Live from the French agriculture fair
I think I've already mentioned it: the Japanese have a strong interest in France. This includes French politics as well. They followed our 2007 presidential elections very closely, showing not only the two major candidates on TV, Nicolas Sarkozy and Ségolène Royal, but ALL of them.
That said, I'd never have thought that, across the globe, they would display what happened a few weeks ago at the annual agriculture fair. In case you haven't heard about it, just google with keywords such as "sarkozy", and "agriculture fair". Or even better, make a search on youtube. If you're really too lazy to do so, I'll sum it up briefly: while he was visiting the agriculture fair, a man refused to shake our president's hand, saying "don't touch me, you'll dirty me". Sarkozy then lost his temper and replied something along the lines of "then get lost, stupid jerk". Now my "bad English" isn't very good and I can probably not express the exact nuances, but in French it was quite rude.
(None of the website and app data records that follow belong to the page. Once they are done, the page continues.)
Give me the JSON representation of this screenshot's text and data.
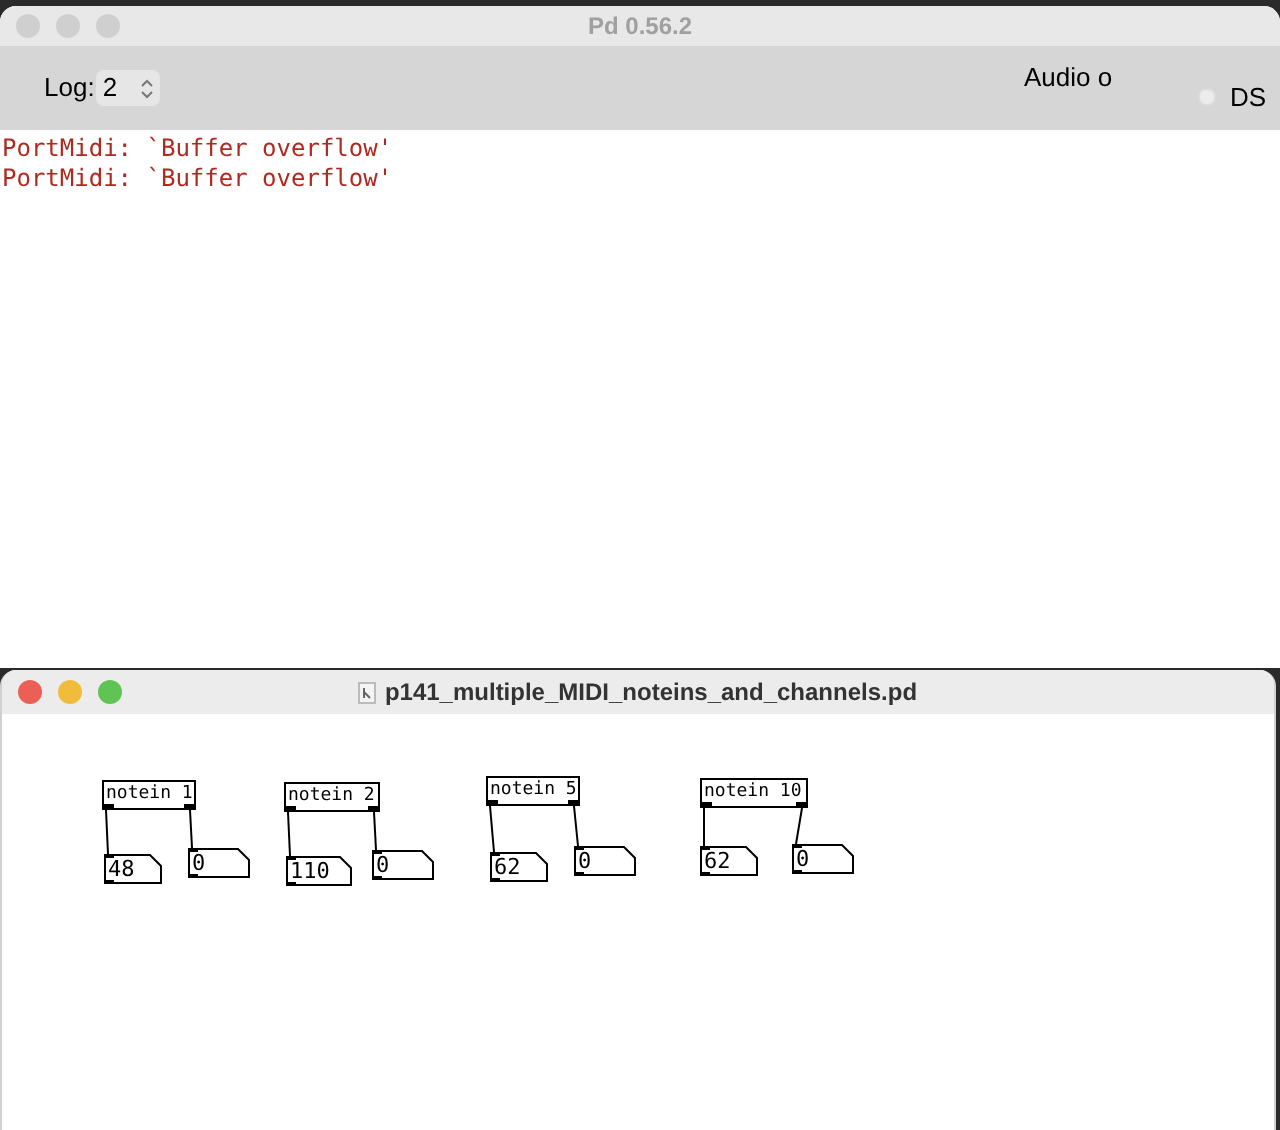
{
  "main_window": {
    "title": "Pd 0.56.2",
    "log_label": "Log:",
    "log_level": "2",
    "audio_status": "Audio o",
    "dsp": {
      "label": "DS",
      "checked": false
    },
    "messages": [
      "PortMidi: `Buffer overflow'",
      "PortMidi: `Buffer overflow'"
    ]
  },
  "patch_window": {
    "title": "p141_multiple_MIDI_noteins_and_channels.pd",
    "patches": [
      {
        "object": "notein 1",
        "note": "48",
        "velocity": "0"
      },
      {
        "object": "notein 2",
        "note": "110",
        "velocity": "0"
      },
      {
        "object": "notein 5",
        "note": "62",
        "velocity": "0"
      },
      {
        "object": "notein 10",
        "note": "62",
        "velocity": "0"
      }
    ]
  }
}
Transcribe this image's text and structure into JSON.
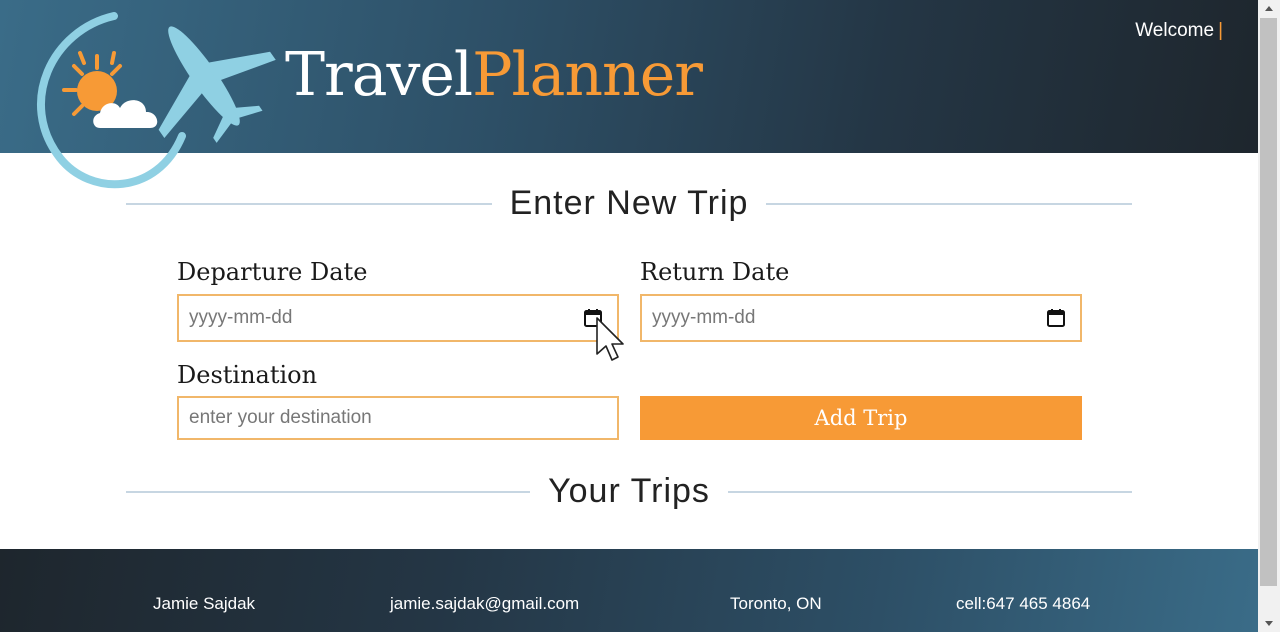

Anyway, a few days after it happened, I was spontaneously asked several times: "What did Mr. Sarkozy said???". It seems that they showed the scene on the news...but without translation! I wonder what they said...I had seen the sequence on youtube, but my problem was to find the right words and nuances to translate to Japanese.
Indeed, contrary to French and English that have lots of bad words, Japanese is quite poor in this regard. There is no equivalent to "son of a bitch" or "fucking retard"...I mean nothing! Well I'm exaggerating a bit: there seem to be a handful of strong insults, but they're just not actually used. In actual practice, the "best" you can get is something like "idiot". Yes I know, seen from our western cultures, it just sounds funny, but anyway you rarely get to actually hear insults in Japan. I don't exactly know why but it might be related to two important cultural principles, which are not specific to Japan but generally seen in Asia:
- never lose one's temper
- never make someone lose face
Both aspects being very closely related to each other.
No matter how weak Japanese insults are perceived by a Westerner, used with the proper intonation, they can really hurt someone in Japan...but wait a minute: that's the point of an insult, right?
There's one word I particularly like:busaiku (不細工), which just means "ugly" and can be applied indifferently to men and women. Not strong at all, even in Japanese. But if you analyze the characters, you realize that the original meaning is "lack(不) of details(細) in the construction(工)"...I just love it!!!
I actually made a small survey, and I got lots of different answers!!! People don't seem to know the same expressions, the nuances are not perceived the same way, etc. Moreover, looking up on Internet I even came across other insults, for example in this video which features expressions I'd never heard before (except the last one). Hard to get an objective view!...